Reminder Publications' managing editor G. Michael Dobbs pitched his new book, “15 Minutes with: 40 Years of Interviews” to an engaged audience at the White Rose book store in downtown Holyoke on Friday evening, February 27th, 2015.
His interviews have been featured in not only Reminder Publications, but also the Valley Advocate, and on his '80s program for the now defunct Holyoke radio station, WREB.
The title of his book, according to Dobbs, comes from the average amount of time a reporter gets to field questions to a subject. Dobbs describes the interview process as a compromise.
“Most of the time,” according to a post on his blog, Out of the Inkwell (outoftheinkwell.blogspot.com), “when a journalist has some time with someone famous there is a purpose attached to that interview and invariably that subject has something to sell. A book, television show, a movie, a new record or a political objective are probably the most common reasons for anyone mildly famous to want to speak with a reporter.
“And the interviewer,” he added during the book talk, “is there to get the quote needed for the story.”
While informative, the book talk was more of a stand-up comedy act.
“When I was a child,” said Dobbs, “my mother tried to keep me away from comic books and horror movies and Mad Magazine and anything else that would quote-unquote 'corrupt' my mind . . . Unfortunately, for my poor Mom, she did not succeed.”
One of his earliest interviews would be with William Gaines, the founder of Mad Magazine. “He had this life-sized bust of King Kong's head staring through his office window from outside.”
His career first started when he was in College in 1975, when he learned of “fanzines,” small, independent, home-brewed publications of the editor's favorite subject. “I realized that there were others like me, who were into animation and horror.

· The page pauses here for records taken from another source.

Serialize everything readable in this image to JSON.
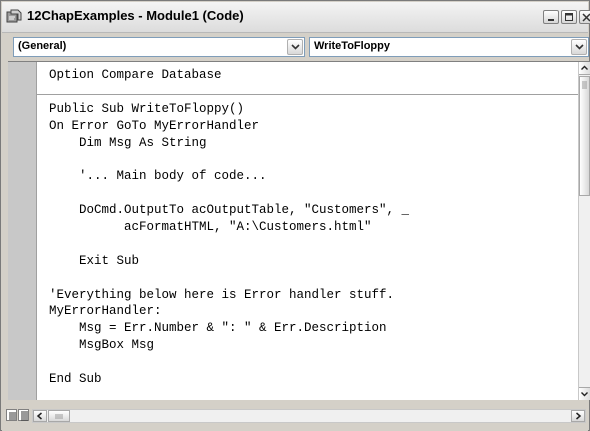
{
  "window": {
    "title": "12ChapExamples - Module1 (Code)",
    "icon": "vba-module-icon",
    "controls": [
      "minimize-icon",
      "maximize-icon",
      "close-icon"
    ]
  },
  "combos": {
    "object": {
      "value": "(General)"
    },
    "procedure": {
      "value": "WriteToFloppy"
    }
  },
  "code": {
    "lines": [
      "Option Compare Database",
      "",
      "Public Sub WriteToFloppy()",
      "On Error GoTo MyErrorHandler",
      "    Dim Msg As String",
      "",
      "    '... Main body of code...",
      "",
      "    DoCmd.OutputTo acOutputTable, \"Customers\", _",
      "          acFormatHTML, \"A:\\Customers.html\"",
      "",
      "    Exit Sub",
      "",
      "'Everything below here is Error handler stuff.",
      "MyErrorHandler:",
      "    Msg = Err.Number & \": \" & Err.Description",
      "    MsgBox Msg",
      "",
      "End Sub"
    ]
  },
  "colors": {
    "window_bg": "#d4d0c8",
    "editor_bg": "#ffffff",
    "margin_bg": "#c8c8c8",
    "text": "#000000"
  }
}
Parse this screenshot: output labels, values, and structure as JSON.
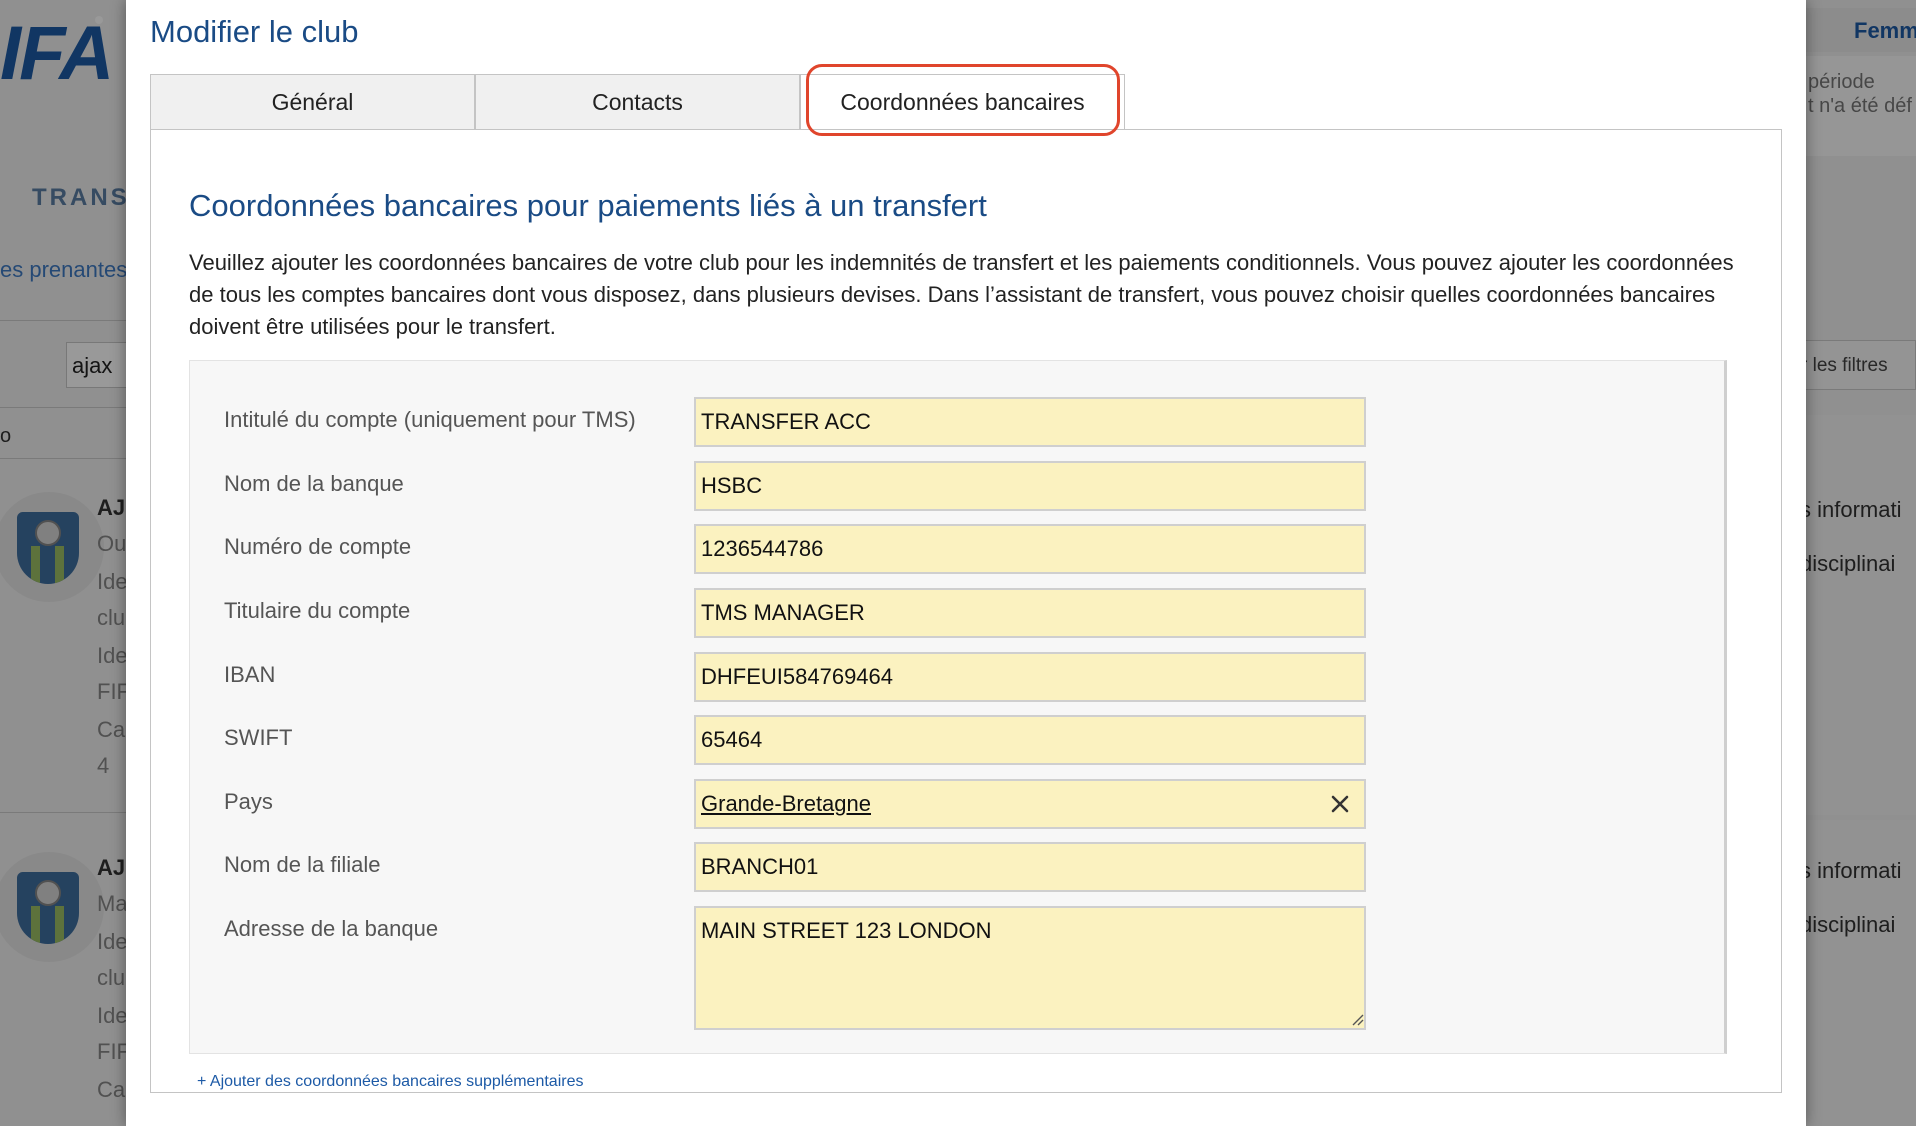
{
  "background": {
    "logo": "IFA",
    "section": "TRANS",
    "prenantes": "es prenantes",
    "search_value": "ajax",
    "p": "o",
    "club1": {
      "name": "AJ",
      "line1": "Ou",
      "line2": "Ide",
      "line3": "clu",
      "line4": "Ide",
      "line5": "FIF",
      "line6": "Ca",
      "line7": "4"
    },
    "club2": {
      "name": "AJ",
      "line1": "Ma",
      "line2": "Ide",
      "line3": "clu",
      "line4": "Ide",
      "line5": "FIF",
      "line6": "Ca"
    },
    "right_tab": "Femm",
    "right_periode_1": "période",
    "right_periode_2": "t n'a été déf",
    "right_filtres": "r les filtres",
    "right_info_1": "s informati",
    "right_disc_1": "disciplinai",
    "right_info_2": "s informati",
    "right_disc_2": "disciplinai"
  },
  "modal": {
    "title": "Modifier le club",
    "tabs": [
      {
        "label": "Général",
        "active": false
      },
      {
        "label": "Contacts",
        "active": false
      },
      {
        "label": "Coordonnées bancaires",
        "active": true
      }
    ],
    "section_title": "Coordonnées bancaires pour paiements liés à un transfert",
    "section_description": "Veuillez ajouter les coordonnées bancaires de votre club pour les indemnités de transfert et les paiements conditionnels. Vous pouvez ajouter les coordonnées de tous les comptes bancaires dont vous disposez, dans plusieurs devises. Dans l’assistant de transfert, vous pouvez choisir quelles coordonnées bancaires doivent être utilisées pour le transfert.",
    "fields": {
      "account_title": {
        "label": "Intitulé du compte (uniquement pour TMS)",
        "value": "TRANSFER ACC"
      },
      "bank_name": {
        "label": "Nom de la banque",
        "value": "HSBC"
      },
      "account_number": {
        "label": "Numéro de compte",
        "value": "1236544786"
      },
      "account_holder": {
        "label": "Titulaire du compte",
        "value": "TMS MANAGER"
      },
      "iban": {
        "label": "IBAN",
        "value": "DHFEUI584769464"
      },
      "swift": {
        "label": "SWIFT",
        "value": "65464"
      },
      "country": {
        "label": "Pays",
        "value": "Grande-Bretagne"
      },
      "branch_name": {
        "label": "Nom de la filiale",
        "value": "BRANCH01"
      },
      "bank_address": {
        "label": "Adresse de la banque",
        "value": "MAIN STREET 123 LONDON"
      }
    },
    "add_link": "+ Ajouter des coordonnées bancaires supplémentaires"
  },
  "colors": {
    "accent": "#1a4b85",
    "input_fill": "#fbf2c0",
    "tab_highlight": "#e0452c"
  }
}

These were my people.”
The first big interview for his fanzine, dubbed “Inertron” (Out of the Inkwell), was with Buster Crabbe, who starred in 1936's “Flash Gordon” movie, based on the comic strip by Alex Raymond. Other interviews over the years would include author Ray Bradbury, MSNBC anchor Rachel Maddow, and the late Leonard Nimoy, who brought his photography to an art gallery in Northampton.
“A guy at work asked me if I was going to ask Leonard questions about Star Trek, and I thought, 'This is Leonard Nimoy! He's probably answered every Star Trek question on the planet!' . . . I just talked to him about his photography.”
The connections with his subjects go beyond the interviews. “[W]hen I learn that someone I've interviewed has passed it's actually quite profound for me. I realize how lucky I was to have an opportunity to speak with them. Joan Rivers, for example, was about a nice and gracious in person that a reporter could hope. Her death was such a shock. Naturally the people who have passed who played a key role in my life as a fan have meant a lot to me: Clayton Moore, Jonathan Harris, Jack Mercer (the voice of Popeye) and Vincent Price, for example.”
While Dobbs got to interview celebrities, he never lived the life of one.
“I always tell young journalists wanting to start out, 'Don't be afraid to have something to fall back on.'” He recommends bartending as a good skill to have.